§ **WHAT IS EXPECTED**
Check each line of the entries for the string "code". Report only how many lines have it.

§ **GIVEN DATA**
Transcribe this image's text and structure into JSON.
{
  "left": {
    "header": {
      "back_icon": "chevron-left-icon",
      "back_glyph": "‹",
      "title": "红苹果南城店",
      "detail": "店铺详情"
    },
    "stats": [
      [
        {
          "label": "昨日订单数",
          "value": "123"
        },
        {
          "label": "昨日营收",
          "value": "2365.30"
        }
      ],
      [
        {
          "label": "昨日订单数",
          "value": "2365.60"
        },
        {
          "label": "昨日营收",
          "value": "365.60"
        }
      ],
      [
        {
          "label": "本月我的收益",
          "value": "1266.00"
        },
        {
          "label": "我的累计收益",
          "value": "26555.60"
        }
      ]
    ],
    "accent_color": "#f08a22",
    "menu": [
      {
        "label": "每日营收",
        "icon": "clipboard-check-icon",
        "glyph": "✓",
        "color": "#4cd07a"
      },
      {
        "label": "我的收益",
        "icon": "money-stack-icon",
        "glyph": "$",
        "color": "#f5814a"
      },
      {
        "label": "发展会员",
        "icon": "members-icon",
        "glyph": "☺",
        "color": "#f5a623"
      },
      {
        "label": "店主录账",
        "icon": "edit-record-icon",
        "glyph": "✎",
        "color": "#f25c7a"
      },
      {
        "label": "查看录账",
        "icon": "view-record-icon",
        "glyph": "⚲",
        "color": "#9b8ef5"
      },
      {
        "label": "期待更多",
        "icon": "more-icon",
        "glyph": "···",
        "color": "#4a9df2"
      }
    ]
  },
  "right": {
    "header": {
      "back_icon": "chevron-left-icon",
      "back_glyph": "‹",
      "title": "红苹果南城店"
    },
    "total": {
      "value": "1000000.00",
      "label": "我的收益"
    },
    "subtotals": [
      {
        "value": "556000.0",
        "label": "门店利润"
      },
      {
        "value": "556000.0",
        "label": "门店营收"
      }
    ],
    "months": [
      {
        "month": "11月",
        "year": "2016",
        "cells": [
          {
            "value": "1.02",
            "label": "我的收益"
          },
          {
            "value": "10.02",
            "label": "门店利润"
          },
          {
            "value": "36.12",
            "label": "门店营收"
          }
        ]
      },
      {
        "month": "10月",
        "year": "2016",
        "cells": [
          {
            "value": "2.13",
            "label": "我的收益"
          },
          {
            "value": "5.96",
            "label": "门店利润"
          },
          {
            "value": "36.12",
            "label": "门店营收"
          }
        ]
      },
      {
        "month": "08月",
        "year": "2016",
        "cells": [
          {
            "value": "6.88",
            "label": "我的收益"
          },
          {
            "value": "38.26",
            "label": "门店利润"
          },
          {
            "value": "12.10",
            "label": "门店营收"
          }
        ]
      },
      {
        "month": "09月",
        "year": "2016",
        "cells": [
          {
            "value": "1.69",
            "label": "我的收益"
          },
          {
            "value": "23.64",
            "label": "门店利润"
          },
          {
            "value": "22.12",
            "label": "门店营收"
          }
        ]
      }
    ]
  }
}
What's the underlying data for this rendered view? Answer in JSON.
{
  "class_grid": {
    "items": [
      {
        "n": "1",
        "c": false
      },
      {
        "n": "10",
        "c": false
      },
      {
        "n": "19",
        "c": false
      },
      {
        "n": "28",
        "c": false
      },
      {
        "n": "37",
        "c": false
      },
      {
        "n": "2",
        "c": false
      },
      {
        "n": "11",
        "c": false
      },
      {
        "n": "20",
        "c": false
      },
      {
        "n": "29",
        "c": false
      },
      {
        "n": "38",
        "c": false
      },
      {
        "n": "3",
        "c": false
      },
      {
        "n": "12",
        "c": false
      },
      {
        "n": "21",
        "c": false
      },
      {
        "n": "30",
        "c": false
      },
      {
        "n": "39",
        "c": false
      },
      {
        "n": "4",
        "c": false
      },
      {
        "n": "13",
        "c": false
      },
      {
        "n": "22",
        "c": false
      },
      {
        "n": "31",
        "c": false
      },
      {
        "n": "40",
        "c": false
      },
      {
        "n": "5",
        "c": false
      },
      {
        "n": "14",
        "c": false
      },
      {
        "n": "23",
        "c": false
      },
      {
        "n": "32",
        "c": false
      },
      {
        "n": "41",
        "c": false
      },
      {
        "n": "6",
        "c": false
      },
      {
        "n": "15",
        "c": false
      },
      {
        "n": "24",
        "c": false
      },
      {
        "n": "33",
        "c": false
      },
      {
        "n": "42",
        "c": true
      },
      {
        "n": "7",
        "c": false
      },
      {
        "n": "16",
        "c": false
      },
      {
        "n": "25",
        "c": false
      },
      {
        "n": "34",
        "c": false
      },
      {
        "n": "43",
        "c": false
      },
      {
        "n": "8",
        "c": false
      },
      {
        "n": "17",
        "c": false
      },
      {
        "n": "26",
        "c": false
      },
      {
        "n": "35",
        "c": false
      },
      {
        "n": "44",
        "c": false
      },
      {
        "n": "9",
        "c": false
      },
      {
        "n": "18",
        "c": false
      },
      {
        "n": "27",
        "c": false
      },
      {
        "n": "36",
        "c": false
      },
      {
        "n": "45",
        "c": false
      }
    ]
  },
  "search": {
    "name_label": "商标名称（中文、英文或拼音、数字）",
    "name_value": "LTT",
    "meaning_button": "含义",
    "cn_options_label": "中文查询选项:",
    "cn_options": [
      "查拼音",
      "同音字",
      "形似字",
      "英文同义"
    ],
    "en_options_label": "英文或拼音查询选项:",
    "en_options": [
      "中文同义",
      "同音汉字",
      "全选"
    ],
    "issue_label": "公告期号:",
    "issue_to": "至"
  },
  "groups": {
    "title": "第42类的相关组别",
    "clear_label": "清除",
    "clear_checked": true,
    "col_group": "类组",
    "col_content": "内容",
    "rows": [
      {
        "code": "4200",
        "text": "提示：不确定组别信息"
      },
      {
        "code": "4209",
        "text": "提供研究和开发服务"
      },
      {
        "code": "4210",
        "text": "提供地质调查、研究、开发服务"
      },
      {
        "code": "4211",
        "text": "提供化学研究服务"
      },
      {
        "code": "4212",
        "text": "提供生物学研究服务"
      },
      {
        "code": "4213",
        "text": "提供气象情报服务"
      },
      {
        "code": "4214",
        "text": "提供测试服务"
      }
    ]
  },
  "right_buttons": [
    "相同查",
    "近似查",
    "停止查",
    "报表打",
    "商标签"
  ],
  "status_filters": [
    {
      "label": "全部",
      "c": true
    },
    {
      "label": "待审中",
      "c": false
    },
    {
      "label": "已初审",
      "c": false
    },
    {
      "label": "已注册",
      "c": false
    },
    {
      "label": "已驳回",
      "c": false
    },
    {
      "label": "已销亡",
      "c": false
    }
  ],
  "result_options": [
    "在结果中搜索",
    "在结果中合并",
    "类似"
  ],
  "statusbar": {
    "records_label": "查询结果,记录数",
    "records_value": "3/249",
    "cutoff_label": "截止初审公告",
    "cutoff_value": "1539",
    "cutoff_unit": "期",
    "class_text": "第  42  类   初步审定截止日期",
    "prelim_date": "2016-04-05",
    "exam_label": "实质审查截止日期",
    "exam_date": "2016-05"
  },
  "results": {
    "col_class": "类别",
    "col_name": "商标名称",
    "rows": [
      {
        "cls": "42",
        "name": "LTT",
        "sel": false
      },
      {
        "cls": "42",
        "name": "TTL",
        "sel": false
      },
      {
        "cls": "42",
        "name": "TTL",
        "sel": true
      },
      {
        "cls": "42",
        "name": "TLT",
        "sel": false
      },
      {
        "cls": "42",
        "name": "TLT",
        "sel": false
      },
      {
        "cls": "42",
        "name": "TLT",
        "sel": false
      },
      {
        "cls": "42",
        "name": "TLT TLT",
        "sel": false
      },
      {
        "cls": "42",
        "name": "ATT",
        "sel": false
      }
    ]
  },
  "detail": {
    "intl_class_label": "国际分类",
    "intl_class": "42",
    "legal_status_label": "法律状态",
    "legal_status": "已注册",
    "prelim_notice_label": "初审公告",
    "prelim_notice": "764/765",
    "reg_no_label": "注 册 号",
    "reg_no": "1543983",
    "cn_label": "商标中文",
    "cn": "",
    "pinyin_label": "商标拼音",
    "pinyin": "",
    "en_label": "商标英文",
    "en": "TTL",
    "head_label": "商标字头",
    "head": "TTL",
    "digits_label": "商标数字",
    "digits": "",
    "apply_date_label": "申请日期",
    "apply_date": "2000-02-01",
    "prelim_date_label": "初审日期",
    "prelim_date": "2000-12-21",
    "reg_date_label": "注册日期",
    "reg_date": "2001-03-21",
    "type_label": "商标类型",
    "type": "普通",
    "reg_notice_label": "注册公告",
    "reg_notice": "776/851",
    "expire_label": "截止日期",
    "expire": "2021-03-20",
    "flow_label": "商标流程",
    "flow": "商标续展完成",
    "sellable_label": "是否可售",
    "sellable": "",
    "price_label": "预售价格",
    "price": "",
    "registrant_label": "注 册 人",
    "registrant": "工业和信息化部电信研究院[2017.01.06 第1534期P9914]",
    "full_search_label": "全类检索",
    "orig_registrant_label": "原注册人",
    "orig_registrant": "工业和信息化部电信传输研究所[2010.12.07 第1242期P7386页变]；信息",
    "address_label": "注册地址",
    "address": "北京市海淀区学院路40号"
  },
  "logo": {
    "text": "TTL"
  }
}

§ **REPLY**
7